Naples News reported on one tragic case which illustrates how information a hospital collects can be used to help prove negligence after inpatient suicide occurs.  The case involved the suicide of a 51-year-old man who was in a psychiatric inpatient hospital. The man had been admitted because of feelings of paranoia, hopelessness, and depression. His admissions paperwork indicated he had been having suicidal thoughts.

During the time he was in the 103-bed facility, the 51-year-old man was quiet and didn’t participate in any activities or therapy sessions. Two days prior to his death, he asked to talk to a social worker and requested forms for a living will. The social worker didn’t ask the reason for this request, and did not report the request to anyone.   The patient’s doctor indicates he would have put the patient on immediate suicide watch if he had been aware a request for a living will was made.

Even though the patient was not on suicide watch, he was still supposed to be checked on every 15-minutes.  Unfortunately, though written paperwork indicated these checks had happened, surveillance footage from the hospital shows there were two checks missed in a row. Neither a 9:15 and a 9:30 check happened.
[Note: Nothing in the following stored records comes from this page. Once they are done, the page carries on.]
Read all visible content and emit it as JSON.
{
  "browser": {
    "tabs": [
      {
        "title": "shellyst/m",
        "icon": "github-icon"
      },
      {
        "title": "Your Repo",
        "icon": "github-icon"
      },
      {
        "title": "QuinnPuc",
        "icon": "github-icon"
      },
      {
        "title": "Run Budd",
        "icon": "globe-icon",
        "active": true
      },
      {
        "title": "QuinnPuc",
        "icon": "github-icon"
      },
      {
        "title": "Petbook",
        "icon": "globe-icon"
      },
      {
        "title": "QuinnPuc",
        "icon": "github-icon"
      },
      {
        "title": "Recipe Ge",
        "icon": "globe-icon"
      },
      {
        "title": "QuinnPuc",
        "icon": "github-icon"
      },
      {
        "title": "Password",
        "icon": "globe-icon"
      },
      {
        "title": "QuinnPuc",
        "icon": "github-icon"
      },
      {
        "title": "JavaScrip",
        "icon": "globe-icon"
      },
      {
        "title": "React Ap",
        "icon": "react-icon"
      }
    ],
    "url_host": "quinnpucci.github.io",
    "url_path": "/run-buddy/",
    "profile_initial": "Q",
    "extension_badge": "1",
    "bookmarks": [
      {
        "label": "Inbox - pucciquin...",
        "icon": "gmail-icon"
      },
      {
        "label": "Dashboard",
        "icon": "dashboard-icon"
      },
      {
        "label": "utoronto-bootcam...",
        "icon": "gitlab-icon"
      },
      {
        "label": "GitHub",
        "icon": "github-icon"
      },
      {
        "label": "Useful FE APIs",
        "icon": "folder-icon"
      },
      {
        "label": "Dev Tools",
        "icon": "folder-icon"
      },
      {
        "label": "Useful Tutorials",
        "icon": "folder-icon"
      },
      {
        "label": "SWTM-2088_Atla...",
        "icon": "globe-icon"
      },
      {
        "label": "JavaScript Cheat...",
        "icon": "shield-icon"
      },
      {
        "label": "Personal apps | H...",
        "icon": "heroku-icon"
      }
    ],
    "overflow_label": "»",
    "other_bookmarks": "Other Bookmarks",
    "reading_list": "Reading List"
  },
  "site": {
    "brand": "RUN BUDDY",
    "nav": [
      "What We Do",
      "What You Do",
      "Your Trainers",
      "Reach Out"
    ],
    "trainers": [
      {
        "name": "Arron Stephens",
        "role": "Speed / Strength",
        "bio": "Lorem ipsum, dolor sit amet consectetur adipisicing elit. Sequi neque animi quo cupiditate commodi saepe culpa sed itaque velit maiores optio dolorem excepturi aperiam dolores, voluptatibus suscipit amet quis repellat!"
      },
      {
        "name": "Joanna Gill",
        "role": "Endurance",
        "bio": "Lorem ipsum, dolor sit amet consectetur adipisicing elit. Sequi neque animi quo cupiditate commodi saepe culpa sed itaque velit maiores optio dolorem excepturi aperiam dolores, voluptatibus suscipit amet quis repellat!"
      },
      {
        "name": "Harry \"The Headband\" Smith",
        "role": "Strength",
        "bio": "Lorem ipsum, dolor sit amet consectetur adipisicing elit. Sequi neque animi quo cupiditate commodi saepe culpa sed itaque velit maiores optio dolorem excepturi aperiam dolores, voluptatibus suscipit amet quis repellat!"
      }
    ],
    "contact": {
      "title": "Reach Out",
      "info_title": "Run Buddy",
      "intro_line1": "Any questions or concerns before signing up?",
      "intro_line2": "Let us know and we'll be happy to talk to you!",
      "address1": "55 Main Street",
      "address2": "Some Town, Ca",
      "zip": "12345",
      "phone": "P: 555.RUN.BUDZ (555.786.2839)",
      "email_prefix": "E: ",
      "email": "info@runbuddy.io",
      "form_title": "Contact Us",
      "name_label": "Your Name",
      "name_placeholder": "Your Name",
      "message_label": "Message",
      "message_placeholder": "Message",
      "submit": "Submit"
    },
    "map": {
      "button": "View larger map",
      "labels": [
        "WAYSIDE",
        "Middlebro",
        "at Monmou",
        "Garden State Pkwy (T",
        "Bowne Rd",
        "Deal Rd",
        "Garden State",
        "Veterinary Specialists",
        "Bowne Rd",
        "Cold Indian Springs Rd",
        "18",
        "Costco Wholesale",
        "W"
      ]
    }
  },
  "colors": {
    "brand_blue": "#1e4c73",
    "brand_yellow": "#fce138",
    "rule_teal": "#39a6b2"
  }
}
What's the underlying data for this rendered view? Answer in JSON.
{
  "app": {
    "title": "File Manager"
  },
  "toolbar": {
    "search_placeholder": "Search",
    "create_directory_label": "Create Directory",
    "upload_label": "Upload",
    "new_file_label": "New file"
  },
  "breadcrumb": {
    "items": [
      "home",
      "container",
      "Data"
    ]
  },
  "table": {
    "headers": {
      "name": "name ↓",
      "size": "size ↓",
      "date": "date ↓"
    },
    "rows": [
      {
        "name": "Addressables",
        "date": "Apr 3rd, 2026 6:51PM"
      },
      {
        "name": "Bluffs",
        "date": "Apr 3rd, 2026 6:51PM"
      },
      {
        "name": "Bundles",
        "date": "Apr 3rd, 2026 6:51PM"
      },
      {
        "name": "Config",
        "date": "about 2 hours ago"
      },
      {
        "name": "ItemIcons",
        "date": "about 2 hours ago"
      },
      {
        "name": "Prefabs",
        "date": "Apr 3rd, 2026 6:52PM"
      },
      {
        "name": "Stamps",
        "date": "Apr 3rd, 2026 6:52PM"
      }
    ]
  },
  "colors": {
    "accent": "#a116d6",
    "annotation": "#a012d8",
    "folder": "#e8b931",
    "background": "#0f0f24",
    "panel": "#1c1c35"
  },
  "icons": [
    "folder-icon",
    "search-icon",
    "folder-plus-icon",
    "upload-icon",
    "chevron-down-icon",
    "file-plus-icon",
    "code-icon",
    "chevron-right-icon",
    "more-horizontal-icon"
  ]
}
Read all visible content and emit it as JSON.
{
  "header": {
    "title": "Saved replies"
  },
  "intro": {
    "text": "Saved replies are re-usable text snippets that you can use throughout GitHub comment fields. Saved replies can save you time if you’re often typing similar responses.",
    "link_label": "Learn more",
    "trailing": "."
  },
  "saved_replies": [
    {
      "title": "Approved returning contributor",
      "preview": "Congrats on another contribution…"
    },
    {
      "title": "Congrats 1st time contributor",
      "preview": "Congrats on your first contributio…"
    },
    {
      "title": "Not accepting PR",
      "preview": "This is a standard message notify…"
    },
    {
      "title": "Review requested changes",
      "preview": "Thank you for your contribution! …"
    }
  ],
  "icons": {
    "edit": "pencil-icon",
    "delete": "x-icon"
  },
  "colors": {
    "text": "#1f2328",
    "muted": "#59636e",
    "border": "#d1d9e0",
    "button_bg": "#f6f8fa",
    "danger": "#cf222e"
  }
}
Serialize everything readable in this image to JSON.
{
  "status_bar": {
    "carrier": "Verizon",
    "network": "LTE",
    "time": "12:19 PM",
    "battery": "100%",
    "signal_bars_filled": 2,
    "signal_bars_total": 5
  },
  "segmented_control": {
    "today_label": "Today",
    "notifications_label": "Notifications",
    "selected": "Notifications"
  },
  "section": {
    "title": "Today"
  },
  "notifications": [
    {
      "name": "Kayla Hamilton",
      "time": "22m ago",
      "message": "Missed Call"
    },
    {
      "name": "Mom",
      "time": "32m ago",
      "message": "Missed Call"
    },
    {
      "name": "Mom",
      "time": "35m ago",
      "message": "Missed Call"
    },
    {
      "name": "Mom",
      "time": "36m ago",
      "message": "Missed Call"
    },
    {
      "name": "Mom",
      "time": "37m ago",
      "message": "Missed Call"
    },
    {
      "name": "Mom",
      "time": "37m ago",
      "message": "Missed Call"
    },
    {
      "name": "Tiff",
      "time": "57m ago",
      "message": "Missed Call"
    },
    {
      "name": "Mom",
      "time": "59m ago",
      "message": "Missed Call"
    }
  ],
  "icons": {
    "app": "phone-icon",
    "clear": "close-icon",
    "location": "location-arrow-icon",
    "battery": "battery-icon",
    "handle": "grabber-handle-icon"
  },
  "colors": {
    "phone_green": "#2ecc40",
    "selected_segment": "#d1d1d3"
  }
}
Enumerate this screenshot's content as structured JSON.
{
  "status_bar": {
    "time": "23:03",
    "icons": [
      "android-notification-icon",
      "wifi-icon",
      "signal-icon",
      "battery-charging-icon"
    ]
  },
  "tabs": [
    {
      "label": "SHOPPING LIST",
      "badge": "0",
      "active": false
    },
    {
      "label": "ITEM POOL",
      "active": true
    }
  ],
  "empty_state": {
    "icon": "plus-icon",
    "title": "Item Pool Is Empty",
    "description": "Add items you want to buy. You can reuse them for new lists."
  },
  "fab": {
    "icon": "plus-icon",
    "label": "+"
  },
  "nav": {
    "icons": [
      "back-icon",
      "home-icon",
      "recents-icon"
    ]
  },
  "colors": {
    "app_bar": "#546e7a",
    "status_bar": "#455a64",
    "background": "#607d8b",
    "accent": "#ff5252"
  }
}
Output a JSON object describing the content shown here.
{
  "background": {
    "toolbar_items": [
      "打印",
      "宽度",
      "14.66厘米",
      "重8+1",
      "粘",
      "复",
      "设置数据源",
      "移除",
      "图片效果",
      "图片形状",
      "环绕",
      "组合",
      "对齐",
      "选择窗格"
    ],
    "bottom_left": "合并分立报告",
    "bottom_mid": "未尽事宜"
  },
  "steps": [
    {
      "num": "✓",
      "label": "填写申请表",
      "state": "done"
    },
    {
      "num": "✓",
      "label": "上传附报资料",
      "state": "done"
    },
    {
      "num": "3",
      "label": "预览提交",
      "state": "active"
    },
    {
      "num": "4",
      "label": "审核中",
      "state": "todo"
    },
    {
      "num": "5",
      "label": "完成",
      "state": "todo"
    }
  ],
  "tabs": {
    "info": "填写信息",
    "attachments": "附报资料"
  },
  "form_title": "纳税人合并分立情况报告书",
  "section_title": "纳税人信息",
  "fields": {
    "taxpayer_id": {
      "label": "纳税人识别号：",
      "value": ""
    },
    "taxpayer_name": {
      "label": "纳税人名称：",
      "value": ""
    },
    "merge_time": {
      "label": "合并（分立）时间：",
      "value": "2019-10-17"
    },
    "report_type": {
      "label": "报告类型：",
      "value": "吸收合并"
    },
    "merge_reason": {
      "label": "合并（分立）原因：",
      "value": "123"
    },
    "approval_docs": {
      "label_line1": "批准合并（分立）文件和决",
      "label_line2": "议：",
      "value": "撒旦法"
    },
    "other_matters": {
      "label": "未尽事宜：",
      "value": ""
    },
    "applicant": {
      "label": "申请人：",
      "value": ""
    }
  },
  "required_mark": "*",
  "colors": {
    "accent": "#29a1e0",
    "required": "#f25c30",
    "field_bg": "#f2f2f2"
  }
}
By 9:45, when the 51-year-old patient was finally checked on, the patient had gone into the bathroom and hanged himself with a tied-up hospital gown.

There were numerous situations in this case where the hospital facility dropped the ball, from the social worker not reporting the living will to the 15-minute checks not being made. The surveillance evidence and the patient records including the living will help to show how the hospital facility fell short of its obligations.  A suicide lawyer can help family members to obtain this type of evidence to prove a mental health facility should be held accountable for lapses.